◆ Provided data ◆
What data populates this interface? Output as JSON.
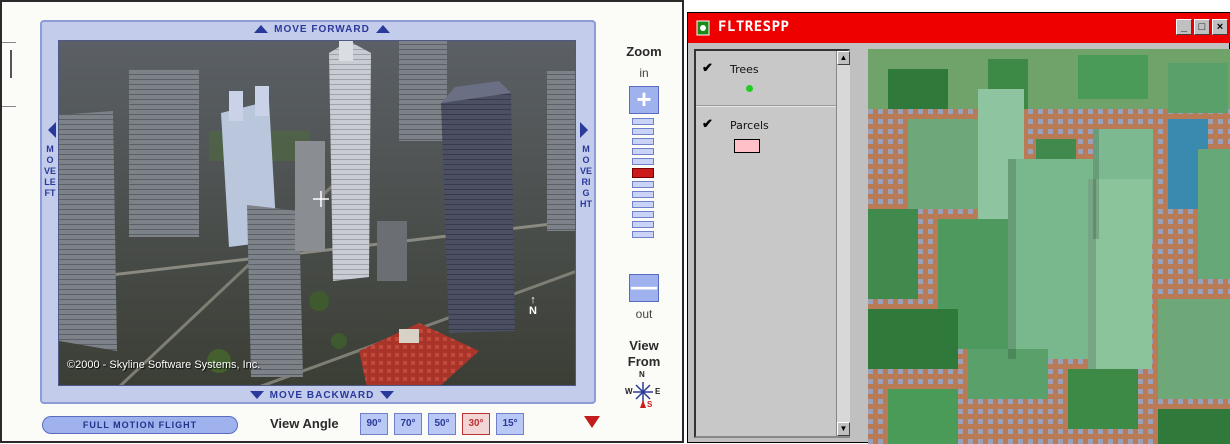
{
  "viewer": {
    "nav": {
      "forward": "MOVE FORWARD",
      "backward": "MOVE BACKWARD",
      "left": "MOVE LEFT",
      "right": "MOVE RIGHT"
    },
    "copyright": "©2000 - Skyline Software Systems, Inc.",
    "map_north_label": "N",
    "zoom": {
      "title": "Zoom",
      "in_label": "in",
      "out_label": "out",
      "plus": "+",
      "minus": "—",
      "levels": 12,
      "current_level": 6
    },
    "view_from": {
      "label": "View From",
      "compass_north": "N",
      "compass_south": "S",
      "compass_west": "W",
      "compass_east": "E"
    },
    "full_motion": "FULL MOTION FLIGHT",
    "view_angle": {
      "label": "View Angle",
      "options": [
        "90°",
        "70°",
        "50°",
        "30°",
        "15°"
      ],
      "selected": "30°"
    },
    "colors": {
      "frame": "#c4ccec",
      "accent": "#2a3a9a",
      "active": "#cc1a1a"
    }
  },
  "gis_window": {
    "title": "FLTRESPP",
    "controls": {
      "minimize": "_",
      "maximize": "□",
      "close": "×"
    },
    "legend": [
      {
        "name": "Trees",
        "checked": true,
        "symbol": "green-dot",
        "color": "#22cc22"
      },
      {
        "name": "Parcels",
        "checked": true,
        "symbol": "pink-box",
        "color": "#ffc0c8"
      }
    ],
    "title_bar_color": "#ee0000"
  }
}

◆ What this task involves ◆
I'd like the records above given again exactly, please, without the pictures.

◆ Task solution ◆
What data populates this interface? Output as JSON.
{
  "viewer": {
    "nav": {
      "forward": "MOVE FORWARD",
      "backward": "MOVE BACKWARD",
      "left": "MOVE LEFT",
      "right": "MOVE RIGHT"
    },
    "copyright": "©2000 - Skyline Software Systems, Inc.",
    "map_north_label": "N",
    "zoom": {
      "title": "Zoom",
      "in_label": "in",
      "out_label": "out",
      "plus": "+",
      "minus": "—",
      "levels": 12,
      "current_level": 6
    },
    "view_from": {
      "label": "View From",
      "compass_north": "N",
      "compass_south": "S",
      "compass_west": "W",
      "compass_east": "E"
    },
    "full_motion": "FULL MOTION FLIGHT",
    "view_angle": {
      "label": "View Angle",
      "options": [
        "90°",
        "70°",
        "50°",
        "30°",
        "15°"
      ],
      "selected": "30°"
    },
    "colors": {
      "frame": "#c4ccec",
      "accent": "#2a3a9a",
      "active": "#cc1a1a"
    }
  },
  "gis_window": {
    "title": "FLTRESPP",
    "controls": {
      "minimize": "_",
      "maximize": "□",
      "close": "×"
    },
    "legend": [
      {
        "name": "Trees",
        "checked": true,
        "symbol": "green-dot",
        "color": "#22cc22"
      },
      {
        "name": "Parcels",
        "checked": true,
        "symbol": "pink-box",
        "color": "#ffc0c8"
      }
    ],
    "title_bar_color": "#ee0000"
  }
}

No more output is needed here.